## Work item
Considering every line below, count those with the word "this" and give only the result.

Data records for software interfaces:
::::::::
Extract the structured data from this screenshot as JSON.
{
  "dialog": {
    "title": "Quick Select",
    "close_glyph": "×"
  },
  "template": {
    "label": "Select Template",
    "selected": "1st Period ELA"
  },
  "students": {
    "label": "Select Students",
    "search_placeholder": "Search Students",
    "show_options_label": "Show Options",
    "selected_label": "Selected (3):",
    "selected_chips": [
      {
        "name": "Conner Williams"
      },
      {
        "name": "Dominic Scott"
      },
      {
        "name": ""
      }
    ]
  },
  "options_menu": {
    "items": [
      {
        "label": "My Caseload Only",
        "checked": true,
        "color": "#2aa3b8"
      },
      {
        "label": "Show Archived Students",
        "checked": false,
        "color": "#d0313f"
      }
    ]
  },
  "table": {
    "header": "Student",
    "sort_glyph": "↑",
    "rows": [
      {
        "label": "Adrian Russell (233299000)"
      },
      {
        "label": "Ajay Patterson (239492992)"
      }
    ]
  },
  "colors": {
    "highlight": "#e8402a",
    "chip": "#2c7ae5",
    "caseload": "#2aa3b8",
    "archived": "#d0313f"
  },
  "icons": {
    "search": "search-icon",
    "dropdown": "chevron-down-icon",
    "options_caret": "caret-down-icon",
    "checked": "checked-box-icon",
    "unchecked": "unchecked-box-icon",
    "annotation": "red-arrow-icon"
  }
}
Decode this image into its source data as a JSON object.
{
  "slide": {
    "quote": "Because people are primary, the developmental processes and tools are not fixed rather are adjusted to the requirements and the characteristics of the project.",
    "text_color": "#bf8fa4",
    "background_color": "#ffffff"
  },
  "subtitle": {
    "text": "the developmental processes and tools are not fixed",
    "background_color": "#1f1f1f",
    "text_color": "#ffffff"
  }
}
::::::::
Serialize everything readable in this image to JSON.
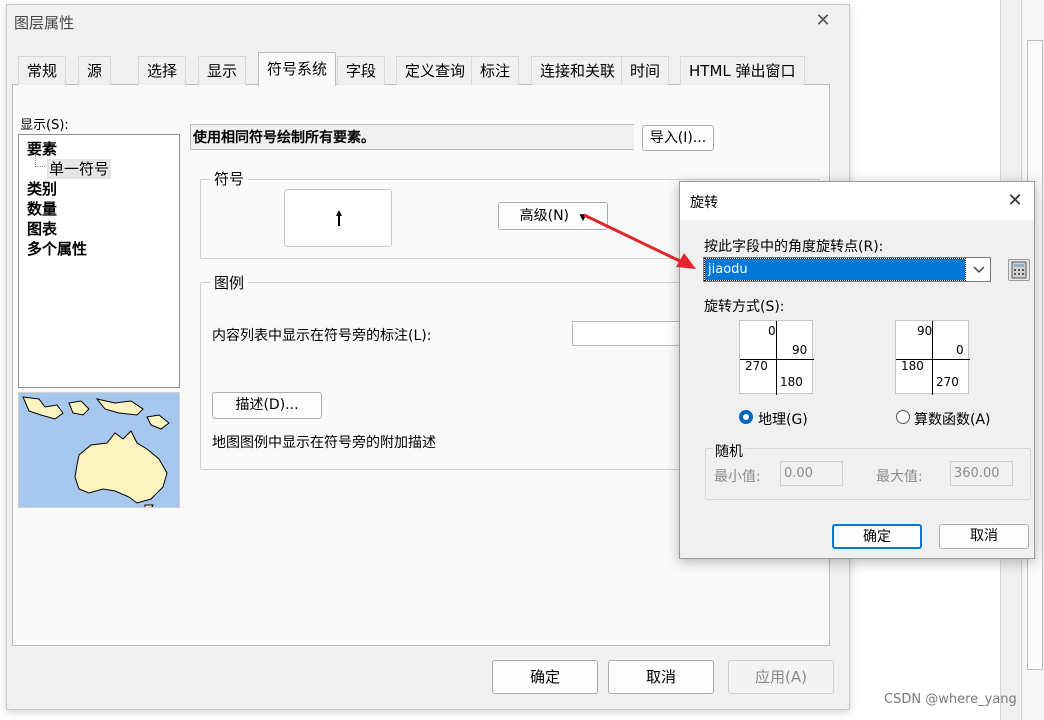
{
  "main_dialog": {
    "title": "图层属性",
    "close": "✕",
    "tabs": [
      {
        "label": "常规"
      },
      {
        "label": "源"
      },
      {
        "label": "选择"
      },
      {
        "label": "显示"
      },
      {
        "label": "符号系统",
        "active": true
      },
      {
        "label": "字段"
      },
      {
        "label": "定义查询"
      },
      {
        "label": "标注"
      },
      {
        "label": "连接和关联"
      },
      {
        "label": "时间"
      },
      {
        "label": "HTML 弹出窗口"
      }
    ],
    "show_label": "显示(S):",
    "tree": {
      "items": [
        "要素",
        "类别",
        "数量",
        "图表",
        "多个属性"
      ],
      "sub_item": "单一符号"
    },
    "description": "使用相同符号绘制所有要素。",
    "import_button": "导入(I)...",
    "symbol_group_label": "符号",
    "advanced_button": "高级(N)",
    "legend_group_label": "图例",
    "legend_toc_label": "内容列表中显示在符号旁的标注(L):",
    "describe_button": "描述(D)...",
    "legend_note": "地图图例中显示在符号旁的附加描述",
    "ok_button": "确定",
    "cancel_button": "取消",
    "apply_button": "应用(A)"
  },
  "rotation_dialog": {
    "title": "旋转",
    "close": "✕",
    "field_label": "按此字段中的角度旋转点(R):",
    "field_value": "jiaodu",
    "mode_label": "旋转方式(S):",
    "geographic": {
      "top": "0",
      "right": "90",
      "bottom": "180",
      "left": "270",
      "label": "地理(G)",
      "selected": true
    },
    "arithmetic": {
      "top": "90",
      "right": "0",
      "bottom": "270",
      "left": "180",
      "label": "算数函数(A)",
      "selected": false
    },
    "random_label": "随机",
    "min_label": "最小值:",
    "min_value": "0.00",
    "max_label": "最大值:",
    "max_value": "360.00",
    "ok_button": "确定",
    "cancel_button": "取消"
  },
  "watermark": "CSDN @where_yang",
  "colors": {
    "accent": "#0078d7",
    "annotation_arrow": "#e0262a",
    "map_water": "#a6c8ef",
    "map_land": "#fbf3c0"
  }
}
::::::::
## Written reply
3